Mentions: We confirmed by cell fractionations that movement of nascent GS is attributable to vesicular transport. Secretory vesicles were isolated from sec1 cells cultured at the restrictive temperature for 2 h after growth at the permissive temperature and were used to examine whether Rho1p and Fks1p/2p are detected in secretory vesicle fractions. As described previously (Walworth and Novick, 1987; McCaffrey et al., 1991), sec1 cell lysate was subjected to differential centrifugations, and the high-speed pellet obtained was fractionated further on the basis of vesicular size by gel exclusion chromatography. First, we examined the distribution of marker enzymes in the final fractions. Invertase, a marker enzyme of secretory vesicles, was eluted from the column as a single peak with its maximum at fraction 23 (Fig. 2Figure 2.

Bottom Line: Rho1p, an essential Rho-type GTPase in Saccharomyces cerevisiae, activates its effectors in the GTP-bound form.Rom2p, the GDP/GTP exchange factor of Rho1p, is preferentially localized on the plasma membrane even when vesicular transport is blocked.Based on these results, we propose that Rho1p is kept inactive in intracellular secretory organelles, resulting in repression of the activity of the cell wall-synthesizing enzyme within cells.

View Article: PubMed Central - PubMed

Affiliation: Dept. of Integrated Biosciences, Graduate School of Frontier Sciences, University of Tokyo, FSB-101, 5-1-5 Kashiwanoha, Kashiwa, Chiba 277-8562, Japan.

ABSTRACT
Rho1p, an essential Rho-type GTPase in Saccharomyces cerevisiae, activates its effectors in the GTP-bound form. Here, we show that Rho1p in secretory vesicles cannot activate 1,3-beta-glucan synthase, a cell wall synthesizing enzyme, during vesicular transport to the plasma membrane. Analyses with an antibody preferentially reacting with the GTP-bound form of Rho1p revealed that Rho1p remains in the inactive form in secretory vesicles. Rom2p, the GDP/GTP exchange factor of Rho1p, is preferentially localized on the plasma membrane even when vesicular transport is blocked. Overexpression of Rom2p results in delocalization of Rom2p and accumulation of 1,3-beta-glucan in secretory vesicles.
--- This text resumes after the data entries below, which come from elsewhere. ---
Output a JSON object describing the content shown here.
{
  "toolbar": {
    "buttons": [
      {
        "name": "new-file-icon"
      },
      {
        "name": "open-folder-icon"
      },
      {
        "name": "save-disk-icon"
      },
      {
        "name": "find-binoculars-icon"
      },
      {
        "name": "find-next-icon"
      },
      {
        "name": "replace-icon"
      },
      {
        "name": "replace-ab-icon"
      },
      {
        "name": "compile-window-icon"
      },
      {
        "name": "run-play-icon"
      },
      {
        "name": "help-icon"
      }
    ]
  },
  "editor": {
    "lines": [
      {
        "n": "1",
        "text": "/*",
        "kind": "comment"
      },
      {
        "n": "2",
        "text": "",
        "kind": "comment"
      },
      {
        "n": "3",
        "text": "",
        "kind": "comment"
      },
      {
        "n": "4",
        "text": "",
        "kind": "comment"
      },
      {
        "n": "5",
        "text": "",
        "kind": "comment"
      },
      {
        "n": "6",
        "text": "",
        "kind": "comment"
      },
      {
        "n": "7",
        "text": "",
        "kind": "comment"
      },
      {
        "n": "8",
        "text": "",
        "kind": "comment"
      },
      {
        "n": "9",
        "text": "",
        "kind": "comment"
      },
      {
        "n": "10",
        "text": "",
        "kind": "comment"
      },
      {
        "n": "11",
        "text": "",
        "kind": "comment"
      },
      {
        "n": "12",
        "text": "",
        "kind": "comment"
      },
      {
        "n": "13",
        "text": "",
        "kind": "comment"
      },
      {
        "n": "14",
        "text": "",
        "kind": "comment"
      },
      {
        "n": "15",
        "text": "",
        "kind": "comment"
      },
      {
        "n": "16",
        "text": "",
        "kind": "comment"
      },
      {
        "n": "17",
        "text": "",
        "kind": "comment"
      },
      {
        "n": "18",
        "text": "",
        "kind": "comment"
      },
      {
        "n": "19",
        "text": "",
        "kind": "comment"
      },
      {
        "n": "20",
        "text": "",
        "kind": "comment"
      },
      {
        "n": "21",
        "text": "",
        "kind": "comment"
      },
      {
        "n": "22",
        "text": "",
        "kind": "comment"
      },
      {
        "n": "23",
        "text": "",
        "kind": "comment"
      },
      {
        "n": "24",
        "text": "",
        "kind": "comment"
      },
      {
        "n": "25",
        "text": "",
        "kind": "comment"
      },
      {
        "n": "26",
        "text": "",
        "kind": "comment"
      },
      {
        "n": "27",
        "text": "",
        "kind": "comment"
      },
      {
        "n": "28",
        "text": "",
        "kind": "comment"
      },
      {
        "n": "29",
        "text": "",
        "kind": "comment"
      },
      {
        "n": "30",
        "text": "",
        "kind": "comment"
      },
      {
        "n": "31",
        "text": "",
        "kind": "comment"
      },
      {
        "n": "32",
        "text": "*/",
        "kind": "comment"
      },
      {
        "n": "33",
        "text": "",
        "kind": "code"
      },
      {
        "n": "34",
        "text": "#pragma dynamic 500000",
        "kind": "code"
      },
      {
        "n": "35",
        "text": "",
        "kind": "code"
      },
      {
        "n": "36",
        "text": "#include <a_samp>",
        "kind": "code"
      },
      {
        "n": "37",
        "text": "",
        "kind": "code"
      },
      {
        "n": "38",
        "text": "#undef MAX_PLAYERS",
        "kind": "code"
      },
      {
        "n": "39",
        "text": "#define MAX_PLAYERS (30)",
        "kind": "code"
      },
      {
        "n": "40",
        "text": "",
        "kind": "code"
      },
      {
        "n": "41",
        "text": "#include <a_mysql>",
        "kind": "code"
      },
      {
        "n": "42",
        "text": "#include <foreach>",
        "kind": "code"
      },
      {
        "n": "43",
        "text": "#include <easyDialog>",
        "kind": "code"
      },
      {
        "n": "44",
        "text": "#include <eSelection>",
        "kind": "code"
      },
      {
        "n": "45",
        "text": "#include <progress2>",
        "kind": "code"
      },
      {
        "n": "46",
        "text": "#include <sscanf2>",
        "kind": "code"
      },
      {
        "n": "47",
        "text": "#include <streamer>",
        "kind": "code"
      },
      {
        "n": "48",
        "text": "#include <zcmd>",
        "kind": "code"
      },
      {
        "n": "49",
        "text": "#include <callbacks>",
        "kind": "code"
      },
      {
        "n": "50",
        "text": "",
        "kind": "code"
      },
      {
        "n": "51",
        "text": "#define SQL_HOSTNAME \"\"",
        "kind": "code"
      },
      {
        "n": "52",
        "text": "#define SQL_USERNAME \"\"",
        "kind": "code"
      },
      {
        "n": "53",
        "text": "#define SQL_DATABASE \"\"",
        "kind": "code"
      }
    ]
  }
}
Based on these results, we propose that Rho1p is kept inactive in intracellular secretory organelles, resulting in repression of the activity of the cell wall-synthesizing enzyme within cells.

Show MeSH
Related in: MedlinePlus